### Input records

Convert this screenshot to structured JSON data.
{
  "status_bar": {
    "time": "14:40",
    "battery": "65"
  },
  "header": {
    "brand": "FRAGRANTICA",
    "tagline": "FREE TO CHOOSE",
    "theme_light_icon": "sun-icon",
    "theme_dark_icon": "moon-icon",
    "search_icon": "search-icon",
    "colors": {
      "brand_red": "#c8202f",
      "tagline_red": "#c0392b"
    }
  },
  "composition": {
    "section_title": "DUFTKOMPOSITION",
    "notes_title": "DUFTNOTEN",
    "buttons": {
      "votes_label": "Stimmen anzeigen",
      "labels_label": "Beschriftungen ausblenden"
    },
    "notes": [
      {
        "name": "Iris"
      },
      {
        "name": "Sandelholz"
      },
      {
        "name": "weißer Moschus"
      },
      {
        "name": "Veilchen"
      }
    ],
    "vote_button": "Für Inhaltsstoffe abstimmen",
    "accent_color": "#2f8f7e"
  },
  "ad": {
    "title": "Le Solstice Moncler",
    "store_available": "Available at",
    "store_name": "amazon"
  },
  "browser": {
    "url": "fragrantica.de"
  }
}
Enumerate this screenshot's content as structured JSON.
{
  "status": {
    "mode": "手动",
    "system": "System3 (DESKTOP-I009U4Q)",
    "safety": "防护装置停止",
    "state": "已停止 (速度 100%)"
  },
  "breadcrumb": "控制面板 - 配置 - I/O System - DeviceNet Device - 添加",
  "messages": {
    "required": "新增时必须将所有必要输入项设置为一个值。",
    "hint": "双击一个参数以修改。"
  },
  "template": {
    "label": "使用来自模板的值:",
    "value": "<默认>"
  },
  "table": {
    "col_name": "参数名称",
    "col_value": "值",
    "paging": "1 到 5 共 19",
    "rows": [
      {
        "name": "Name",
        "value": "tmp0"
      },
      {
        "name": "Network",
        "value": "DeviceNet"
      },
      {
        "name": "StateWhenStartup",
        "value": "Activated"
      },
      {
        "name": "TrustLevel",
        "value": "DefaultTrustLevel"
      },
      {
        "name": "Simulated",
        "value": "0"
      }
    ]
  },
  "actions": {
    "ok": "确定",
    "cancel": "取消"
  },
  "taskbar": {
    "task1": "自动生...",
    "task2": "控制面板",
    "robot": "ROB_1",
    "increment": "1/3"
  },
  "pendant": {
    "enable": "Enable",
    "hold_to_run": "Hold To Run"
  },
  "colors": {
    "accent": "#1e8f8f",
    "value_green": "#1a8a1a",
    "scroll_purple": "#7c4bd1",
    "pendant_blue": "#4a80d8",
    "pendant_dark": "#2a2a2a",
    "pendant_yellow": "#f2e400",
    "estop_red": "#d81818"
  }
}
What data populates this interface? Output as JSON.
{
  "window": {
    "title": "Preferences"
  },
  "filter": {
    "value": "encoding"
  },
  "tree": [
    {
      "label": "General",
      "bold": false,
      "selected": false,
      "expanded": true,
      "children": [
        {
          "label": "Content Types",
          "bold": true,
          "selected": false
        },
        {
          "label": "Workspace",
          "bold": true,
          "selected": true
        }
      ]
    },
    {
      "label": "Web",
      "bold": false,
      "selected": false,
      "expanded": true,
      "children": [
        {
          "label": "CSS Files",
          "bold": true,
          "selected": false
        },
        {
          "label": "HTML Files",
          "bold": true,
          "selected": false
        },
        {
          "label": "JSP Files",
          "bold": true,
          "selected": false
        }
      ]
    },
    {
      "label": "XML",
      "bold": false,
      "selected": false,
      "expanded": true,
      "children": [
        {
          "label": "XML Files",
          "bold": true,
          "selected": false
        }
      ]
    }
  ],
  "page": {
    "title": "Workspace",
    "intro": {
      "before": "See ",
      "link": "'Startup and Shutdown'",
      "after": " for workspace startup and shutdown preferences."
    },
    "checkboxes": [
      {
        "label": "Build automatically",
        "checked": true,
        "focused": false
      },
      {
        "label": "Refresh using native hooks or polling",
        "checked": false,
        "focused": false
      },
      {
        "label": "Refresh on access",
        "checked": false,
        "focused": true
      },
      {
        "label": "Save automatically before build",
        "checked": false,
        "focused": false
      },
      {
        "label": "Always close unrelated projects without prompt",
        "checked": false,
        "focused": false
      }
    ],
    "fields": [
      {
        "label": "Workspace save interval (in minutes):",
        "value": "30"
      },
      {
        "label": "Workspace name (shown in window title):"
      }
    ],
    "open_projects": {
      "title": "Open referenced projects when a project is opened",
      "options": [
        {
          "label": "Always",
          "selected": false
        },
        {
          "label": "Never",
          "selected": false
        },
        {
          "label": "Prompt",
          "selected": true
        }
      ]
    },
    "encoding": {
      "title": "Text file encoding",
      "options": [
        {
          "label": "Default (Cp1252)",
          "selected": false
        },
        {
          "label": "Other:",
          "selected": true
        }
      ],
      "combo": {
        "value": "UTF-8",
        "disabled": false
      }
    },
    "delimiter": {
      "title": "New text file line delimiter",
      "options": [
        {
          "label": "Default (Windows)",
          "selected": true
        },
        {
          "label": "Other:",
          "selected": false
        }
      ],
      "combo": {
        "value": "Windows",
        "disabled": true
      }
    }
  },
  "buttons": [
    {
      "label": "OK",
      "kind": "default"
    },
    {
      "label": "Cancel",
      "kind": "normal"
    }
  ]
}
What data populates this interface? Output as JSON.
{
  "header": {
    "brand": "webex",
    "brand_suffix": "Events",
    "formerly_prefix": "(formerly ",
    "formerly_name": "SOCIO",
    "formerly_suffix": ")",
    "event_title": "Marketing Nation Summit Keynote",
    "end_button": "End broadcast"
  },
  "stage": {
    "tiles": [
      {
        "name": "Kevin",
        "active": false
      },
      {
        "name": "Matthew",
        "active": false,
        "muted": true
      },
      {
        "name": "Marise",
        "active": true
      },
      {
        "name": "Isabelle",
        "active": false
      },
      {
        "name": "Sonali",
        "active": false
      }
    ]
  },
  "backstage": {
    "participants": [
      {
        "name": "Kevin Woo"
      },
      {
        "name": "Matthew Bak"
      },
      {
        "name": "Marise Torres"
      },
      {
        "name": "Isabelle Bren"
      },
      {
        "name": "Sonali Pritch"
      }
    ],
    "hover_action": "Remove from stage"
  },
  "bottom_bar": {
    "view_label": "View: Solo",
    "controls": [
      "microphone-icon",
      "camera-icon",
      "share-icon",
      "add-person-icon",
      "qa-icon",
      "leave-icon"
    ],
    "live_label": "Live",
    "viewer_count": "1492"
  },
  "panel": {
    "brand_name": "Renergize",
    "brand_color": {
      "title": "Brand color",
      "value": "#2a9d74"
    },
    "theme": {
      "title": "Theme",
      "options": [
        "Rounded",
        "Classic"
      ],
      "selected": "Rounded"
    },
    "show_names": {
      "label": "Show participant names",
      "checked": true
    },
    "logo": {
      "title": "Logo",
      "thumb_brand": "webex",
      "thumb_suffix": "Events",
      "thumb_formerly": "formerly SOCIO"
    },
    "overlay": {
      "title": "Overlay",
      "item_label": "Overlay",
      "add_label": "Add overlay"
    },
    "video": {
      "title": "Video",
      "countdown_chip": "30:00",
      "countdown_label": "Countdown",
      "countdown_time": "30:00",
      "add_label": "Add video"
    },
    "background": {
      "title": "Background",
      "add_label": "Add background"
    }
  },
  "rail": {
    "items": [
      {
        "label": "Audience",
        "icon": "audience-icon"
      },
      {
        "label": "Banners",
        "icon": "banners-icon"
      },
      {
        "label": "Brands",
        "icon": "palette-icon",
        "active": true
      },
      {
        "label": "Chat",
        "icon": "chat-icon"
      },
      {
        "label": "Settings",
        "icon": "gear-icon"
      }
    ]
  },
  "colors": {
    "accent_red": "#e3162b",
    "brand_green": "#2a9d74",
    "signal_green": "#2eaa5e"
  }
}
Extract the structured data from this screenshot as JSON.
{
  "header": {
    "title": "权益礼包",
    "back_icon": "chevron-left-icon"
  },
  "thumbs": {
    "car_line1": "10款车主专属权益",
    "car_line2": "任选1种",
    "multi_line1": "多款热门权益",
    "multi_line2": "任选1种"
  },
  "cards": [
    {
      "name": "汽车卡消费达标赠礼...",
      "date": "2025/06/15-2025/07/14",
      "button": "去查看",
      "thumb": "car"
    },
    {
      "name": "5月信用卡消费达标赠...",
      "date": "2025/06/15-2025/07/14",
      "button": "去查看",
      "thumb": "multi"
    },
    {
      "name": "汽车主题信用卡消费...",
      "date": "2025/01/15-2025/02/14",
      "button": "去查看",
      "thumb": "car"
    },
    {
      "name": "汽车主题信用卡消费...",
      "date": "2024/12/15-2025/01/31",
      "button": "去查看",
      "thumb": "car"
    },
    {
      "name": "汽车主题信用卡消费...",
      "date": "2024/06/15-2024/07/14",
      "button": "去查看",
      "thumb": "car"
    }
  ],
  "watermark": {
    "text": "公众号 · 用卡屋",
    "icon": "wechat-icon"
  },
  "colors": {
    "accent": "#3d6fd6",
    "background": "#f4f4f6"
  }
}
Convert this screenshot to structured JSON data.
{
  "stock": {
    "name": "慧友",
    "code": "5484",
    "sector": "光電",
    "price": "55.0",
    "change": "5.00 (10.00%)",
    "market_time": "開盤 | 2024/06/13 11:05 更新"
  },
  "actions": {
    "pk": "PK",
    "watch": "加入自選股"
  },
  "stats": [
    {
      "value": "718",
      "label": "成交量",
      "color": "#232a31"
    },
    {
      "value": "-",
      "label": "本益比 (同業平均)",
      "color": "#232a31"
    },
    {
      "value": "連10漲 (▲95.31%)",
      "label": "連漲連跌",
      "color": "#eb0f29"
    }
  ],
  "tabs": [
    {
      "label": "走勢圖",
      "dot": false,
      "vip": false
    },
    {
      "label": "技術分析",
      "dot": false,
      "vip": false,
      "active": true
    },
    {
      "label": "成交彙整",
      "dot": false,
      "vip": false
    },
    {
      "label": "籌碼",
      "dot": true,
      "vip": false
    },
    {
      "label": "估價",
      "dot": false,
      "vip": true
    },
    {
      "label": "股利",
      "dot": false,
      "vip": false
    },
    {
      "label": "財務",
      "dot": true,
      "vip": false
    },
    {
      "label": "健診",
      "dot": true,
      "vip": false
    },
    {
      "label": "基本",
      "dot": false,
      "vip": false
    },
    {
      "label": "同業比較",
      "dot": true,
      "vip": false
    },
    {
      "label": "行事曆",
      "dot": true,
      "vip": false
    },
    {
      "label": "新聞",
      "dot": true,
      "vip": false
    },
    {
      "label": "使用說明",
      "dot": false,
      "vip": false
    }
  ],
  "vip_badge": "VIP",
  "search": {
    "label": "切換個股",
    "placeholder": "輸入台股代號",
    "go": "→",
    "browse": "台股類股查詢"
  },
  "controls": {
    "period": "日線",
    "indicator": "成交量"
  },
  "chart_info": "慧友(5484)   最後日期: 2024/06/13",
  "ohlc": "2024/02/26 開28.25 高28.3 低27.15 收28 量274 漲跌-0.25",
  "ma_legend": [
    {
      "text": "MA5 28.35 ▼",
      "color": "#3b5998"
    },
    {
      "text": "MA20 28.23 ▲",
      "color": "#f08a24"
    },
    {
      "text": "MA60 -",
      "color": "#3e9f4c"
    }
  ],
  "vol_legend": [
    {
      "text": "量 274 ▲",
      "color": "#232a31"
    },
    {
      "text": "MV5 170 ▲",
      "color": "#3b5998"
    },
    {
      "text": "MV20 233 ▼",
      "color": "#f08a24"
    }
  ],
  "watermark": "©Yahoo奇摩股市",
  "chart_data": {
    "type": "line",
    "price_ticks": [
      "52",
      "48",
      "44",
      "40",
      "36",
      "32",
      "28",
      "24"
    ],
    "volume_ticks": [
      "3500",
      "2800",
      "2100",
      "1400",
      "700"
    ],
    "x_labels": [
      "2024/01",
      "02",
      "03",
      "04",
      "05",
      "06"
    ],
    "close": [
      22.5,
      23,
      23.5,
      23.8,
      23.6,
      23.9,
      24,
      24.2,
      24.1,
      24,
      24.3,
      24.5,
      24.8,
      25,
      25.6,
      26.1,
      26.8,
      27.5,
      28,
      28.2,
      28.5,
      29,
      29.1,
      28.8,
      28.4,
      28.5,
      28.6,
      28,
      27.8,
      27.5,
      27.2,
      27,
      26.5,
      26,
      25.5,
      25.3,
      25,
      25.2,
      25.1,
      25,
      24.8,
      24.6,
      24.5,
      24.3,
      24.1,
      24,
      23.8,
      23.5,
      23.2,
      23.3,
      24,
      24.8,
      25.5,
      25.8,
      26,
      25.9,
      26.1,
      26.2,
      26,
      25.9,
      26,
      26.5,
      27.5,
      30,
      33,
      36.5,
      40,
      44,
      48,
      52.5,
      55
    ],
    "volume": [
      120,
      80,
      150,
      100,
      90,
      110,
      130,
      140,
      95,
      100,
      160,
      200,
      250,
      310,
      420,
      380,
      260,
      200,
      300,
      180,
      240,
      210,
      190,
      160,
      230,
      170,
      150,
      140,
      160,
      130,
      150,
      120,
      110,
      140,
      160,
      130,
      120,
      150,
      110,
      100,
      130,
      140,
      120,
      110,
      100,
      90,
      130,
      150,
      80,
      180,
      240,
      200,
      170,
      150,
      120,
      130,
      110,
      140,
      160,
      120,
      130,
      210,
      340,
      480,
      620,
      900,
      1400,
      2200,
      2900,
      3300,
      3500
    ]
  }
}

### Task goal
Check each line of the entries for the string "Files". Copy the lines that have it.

### Response to the exercise
          "label": "CSS Files",
          "label": "HTML Files",
          "label": "JSP Files",
          "label": "XML Files",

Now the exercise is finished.